That's what leads to a Lee Mackey Jr. breaking the Open record with a 64 in the opening round at Merion in 1950. The next day, he noticed that was a wolf in the granny glasses--and shot an 81.
Nick Price, who has paid his dues and knows a wolf in any clothing, shot a tentative 66 in the first round at the Shinnecock U.S. Open Thursday. I say tentative because Nick announced before he played that he proposed to be "cautiously aggressive" in his approach to Shinnecock.
This oxymoronic approach netted him his 66 on a day few broke par and he did it by according the 100-year-old course the deference it deserved. Nick did not exactly attack the course, he infiltrated it. It was one of those scenes in which the course could mock "Nyah, nyah! You missed me!" And Nick could answer "Oh, yeah? Try to bend your knees!"
It's difficult to categorize what Phil Mickelson is: a guy who doesn't know what he's up against or a guy who has been under enough pressure to know what to do about it when he's overmatched.
It's hard to tell with Mickelson. First of all, there are those big, innocent blue eyes, shambling walk, the pursed mouth that makes him look like a kid who just came down the stairs on Christmas morning.
For a golfer to come downstairs and be presented with Shinnecock is enough to make him want to shoot Santa Claus. Any course that is 7,000 yards long but par is 70 is public enemy No. 1, golf's version of a serial killer. It doesn't need much more help. Growing rough or speeding up the greens on this sociopath is like giving a bear an extra claw or a shark another tooth. It's overkill.
Into this hall of horrors, young Master Mickelson marched. Strong men couldn't bear to look. The Humane Society was ready to file a protest.
For one thing, Master Mickelson plays the game backward. Left-handed.
Now, it's possible that nearly half of mankind is left-handed--but not that part of it found on golf courses. Golf courses, like most of the rest of the world, were designed for and by right-handers. Every Open has been won by a right-hander. In fact, the only "major" ever won by a lefty was the 1963 British Open by Bob Charles.

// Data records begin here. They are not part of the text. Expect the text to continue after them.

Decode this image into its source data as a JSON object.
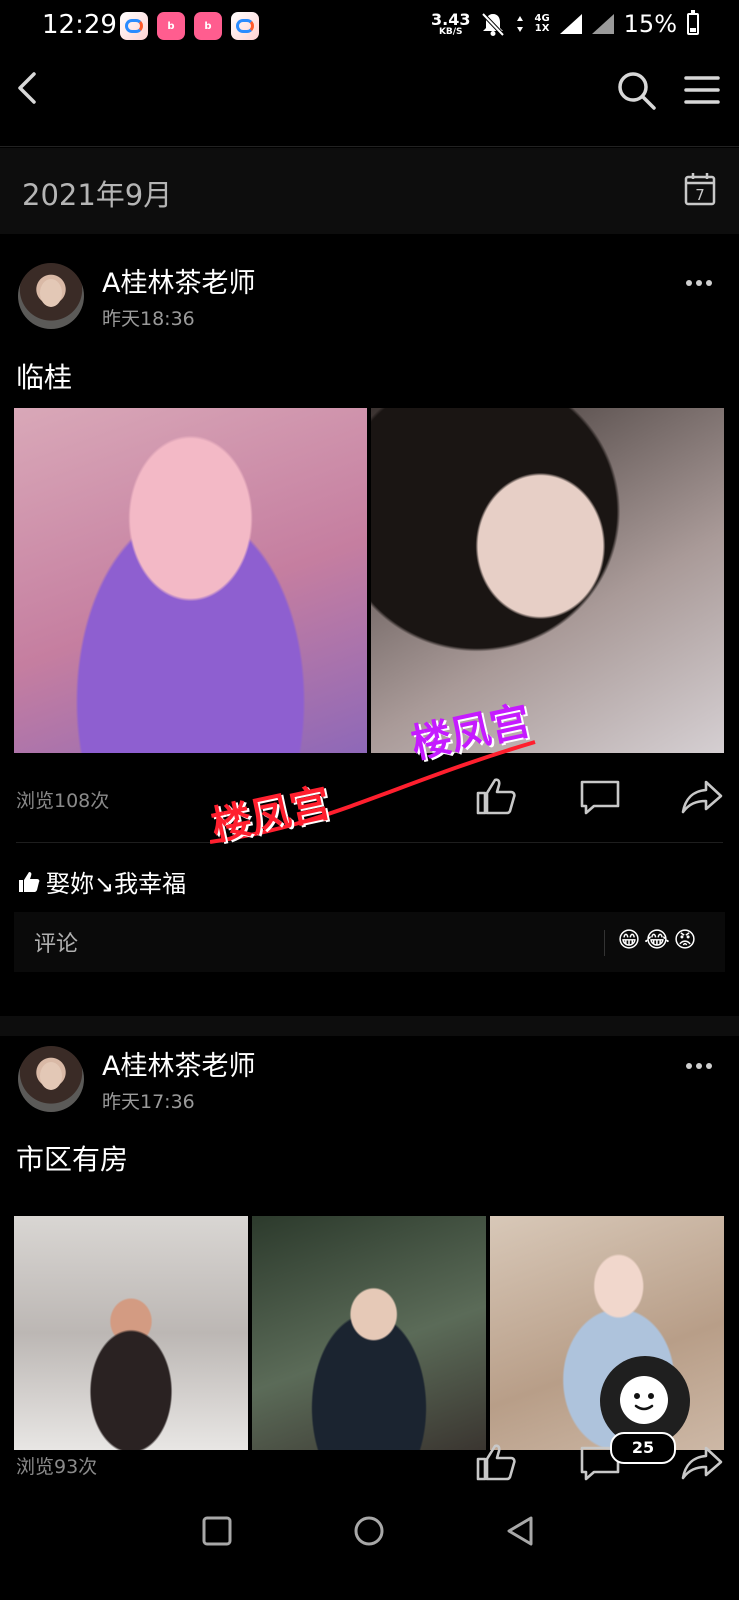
{
  "status_bar": {
    "time": "12:29",
    "net_speed": "3.43",
    "net_speed_unit": "KB/S",
    "net_type_top": "4G",
    "net_type_bottom": "1X",
    "battery": "15%"
  },
  "feed": {
    "month": "2021年9月",
    "calendar_day": "7"
  },
  "posts": [
    {
      "author": "A桂林茶老师",
      "time": "昨天18:36",
      "text": "临桂",
      "views": "浏览108次",
      "liked_by": "娶妳↘我幸福",
      "comment_placeholder": "评论",
      "reaction_emojis": [
        "😁",
        "😂",
        "😡"
      ]
    },
    {
      "author": "A桂林茶老师",
      "time": "昨天17:36",
      "text": "市区有房",
      "views": "浏览93次"
    }
  ],
  "watermarks": [
    "楼凤宫",
    "楼凤宫"
  ],
  "floating": {
    "badge": "25"
  },
  "colors": {
    "background": "#000000",
    "watermark_red": "#ff1f2e",
    "watermark_purple": "#c51bff"
  }
}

Phil was marching along, taking liberty after liberty with this treacherous piece of real estate Thursday, when he came up to the par-five 16th, a 544-yarder that isn't supposed to be one of Shinnecock's hell holes.
But it's like the good-cop, bad-cop interrogation routine. Before you know it, No. 16 has you in handcuffs, wondering what you said or did wrong. You thought it was your friend. It bent young Master Mickelson's hand back till it nearly broke as he tottered to a double-bogey seven. He was so shaken, he promptly bogeyed the next hole, the par-three 17th.
You had this terrible vision of Shinnecock shaking young Mickelson and shouting, "All right! 'Fess up! You know you did it! Take him away and lock him up!"
You had the feeling Phil should have known better than to rattle Shinnecock's cage. Should have tiptoed past it. He tried to smuggle a five-under-par into the clubhouse but Shinnecock would have none of it. It boxed the young whippersnapper's ears.
Still, you could fit all the under-par shooters in a Volkswagen by day's end, and, in the post-round interview, Mickelson correctly allowed that he should be happy with his two-under-par round.
"That will probably not be my last double bogey on this course," he predicted. "And not the last double bogey made by anybody."
Because of the unforgiving nature of Shinnecock, he said, "You can only go at about half the pins. The wind is unfriendly."
The course is too. It's impregnable. You can't attack. You defend yourself against this course. It gets 18 shots at you.
"It alters your thought process," Mickelson conceded. "Where on another course you might take a five-iron, here you take a seven-iron. You don't challenge it. You stick to the possible."
Phil is learning. He must outsmart, not outslug Shinnecock. Maybe he should wear a disguise.
Of course, in the old fight game, nobody wanted to fight a lefty. Too hard to figure. It would be irony if Shinnecock ended up the one confused and bloody. And Phil Mickelson ended up the most famous southpaw since Babe Ruth.